I've had a new thought that is seeming "air tight" to me:If some person (the "HF") is momentarily co-located with the home twin (she), the HF cannot possibly witness her age to instantaneously change at that instant, either positively of negatively. That would be an absurdity.The distant accelerating observer (the "AO") is able to say that the HF always shares his (the AO's) notion of "NOW". Therefore the AO must also conclude that the home twin's age didn't instantaneously change (either positively or negatively) at that instant.If the above argument is correct, then the CMIF simultaneity method can't be correct.

Quote from: MikeFontenot on 07/08/2021 18:02:43Because of the equivalence principle, it is also true that if two clocks that are separated by a fixed distance "d" ly are both accelerated with a constant equal acceleration of "A" ly/y/y, the trailing clock runs slower than the leading clock, by the factor exp(Ad).You made the same assertion in June, the OP of this topic.This makes no mention of gravity, so the equivalence principle is irrelevant.

Because of the equivalence principle, it is also true that if two clocks that are separated by a fixed distance "d" ly are both accelerated with a constant equal acceleration of "A" ly/y/y, the trailing clock runs slower than the leading clock, by the factor exp(Ad).

The fact that it is not correct DOESN'T prove that she never abruptly gets older

I think the only way to prove that she doesn't abruptly get older

Immediately before the speed change, she is co-located with HF1. Immediately after the abrupt speed change, she is co-located with HF2.

But I HAVEN'T been able to find a flaw in my original proof that she can't abruptly get younger, according to the AO.

Quote from: MikeFontenot on 27/08/2021 23:50:48The fact that it is not correct DOESN'T prove that she never abruptly gets olderCouple of issues with that wording.[...]2) Your conclusion " she never abruptly gets older" is worded as if it was some kind of metaphysical fact instead of a relation to something.

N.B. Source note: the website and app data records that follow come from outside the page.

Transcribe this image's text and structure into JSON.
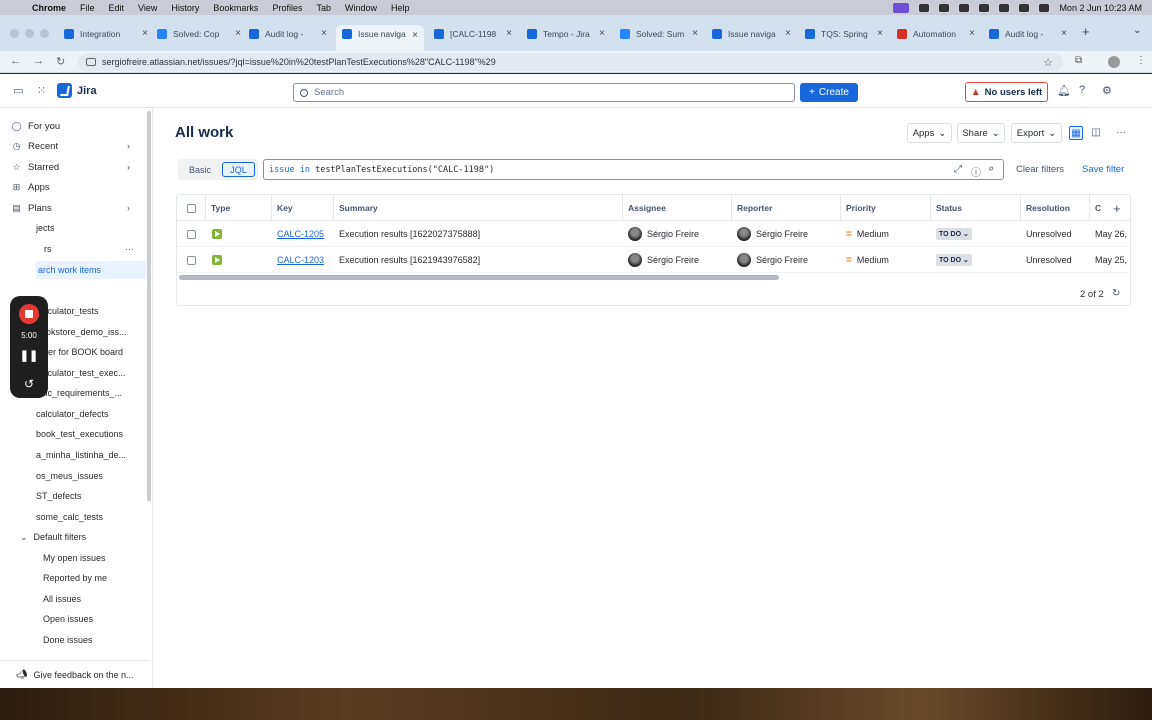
{
  "menubar": {
    "app": "Chrome",
    "items": [
      "File",
      "Edit",
      "View",
      "History",
      "Bookmarks",
      "Profiles",
      "Tab",
      "Window",
      "Help"
    ],
    "datetime": "Mon 2 Jun  10:23 AM"
  },
  "tabs": [
    {
      "label": "Integration",
      "color": "#1868db"
    },
    {
      "label": "Solved: Cop",
      "color": "#2684ff"
    },
    {
      "label": "Audit log -",
      "color": "#1868db"
    },
    {
      "label": "Issue naviga",
      "color": "#1868db"
    },
    {
      "label": "[CALC-1198",
      "color": "#1868db"
    },
    {
      "label": "Tempo - Jira",
      "color": "#1868db"
    },
    {
      "label": "Solved: Sum",
      "color": "#2684ff"
    },
    {
      "label": "Issue naviga",
      "color": "#1868db"
    },
    {
      "label": "TQS: Spring",
      "color": "#1868db"
    },
    {
      "label": "Automation",
      "color": "#d93025"
    },
    {
      "label": "Audit log -",
      "color": "#1868db"
    }
  ],
  "address": {
    "url": "sergiofreire.atlassian.net/issues/?jql=issue%20in%20testPlanTestExecutions%28\"CALC-1198\"%29"
  },
  "topnav": {
    "app_name": "Jira",
    "search_placeholder": "Search",
    "create_label": "Create",
    "no_users_label": "No users left"
  },
  "sidebar": {
    "for_you": "For you",
    "recent": "Recent",
    "starred": "Starred",
    "apps": "Apps",
    "plans": "Plans",
    "projects_partial": "jects",
    "filters_partial": "rs",
    "search_work_items": "arch work items",
    "filters": [
      "calculator_tests",
      "bookstore_demo_iss...",
      "Filter for BOOK board",
      "calculator_test_exec...",
      "calc_requirements_...",
      "calculator_defects",
      "book_test_executions",
      "a_minha_listinha_de...",
      "os_meus_issues",
      "ST_defects",
      "some_calc_tests"
    ],
    "default_filters_label": "Default filters",
    "default_filters": [
      "My open issues",
      "Reported by me",
      "All issues",
      "Open issues",
      "Done issues"
    ],
    "feedback": "Give feedback on the n..."
  },
  "recorder": {
    "time": "5:00"
  },
  "main": {
    "title": "All work",
    "apps_btn": "Apps",
    "share_btn": "Share",
    "export_btn": "Export",
    "basic": "Basic",
    "jql": "JQL",
    "jql_keywords": "issue in",
    "jql_rest": "testPlanTestExecutions(\"CALC-1198\")",
    "clear_filters": "Clear filters",
    "save_filter": "Save filter",
    "count": "2 of 2"
  },
  "table": {
    "headers": [
      "Type",
      "Key",
      "Summary",
      "Assignee",
      "Reporter",
      "Priority",
      "Status",
      "Resolution",
      "C"
    ],
    "rows": [
      {
        "key": "CALC-1205",
        "summary": "Execution results [1622027375888]",
        "assignee": "Sérgio Freire",
        "reporter": "Sérgio Freire",
        "priority": "Medium",
        "status": "TO DO",
        "resolution": "Unresolved",
        "created": "May 26,"
      },
      {
        "key": "CALC-1203",
        "summary": "Execution results [1621943976582]",
        "assignee": "Sérgio Freire",
        "reporter": "Sérgio Freire",
        "priority": "Medium",
        "status": "TO DO",
        "resolution": "Unresolved",
        "created": "May 25,"
      }
    ]
  }
}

So say "she never abruptly gets older relative to AO's worldline, or AO's CMIF as you seem to prefer naming it.

The result (assuming I haven't made a mistake somewhere) is unexpected and disturbing.

My analysis found that the age change of the HF, produced by an instantaneous velocity change by the AO and the HF, from zero to 0.866 lightseconds/second (ls/s), directed toward the home twin (her), is INFINITE!

The equation you're using gives the rate of age change relative to AO, but you are interpreting that as an age change, not a rate of age change.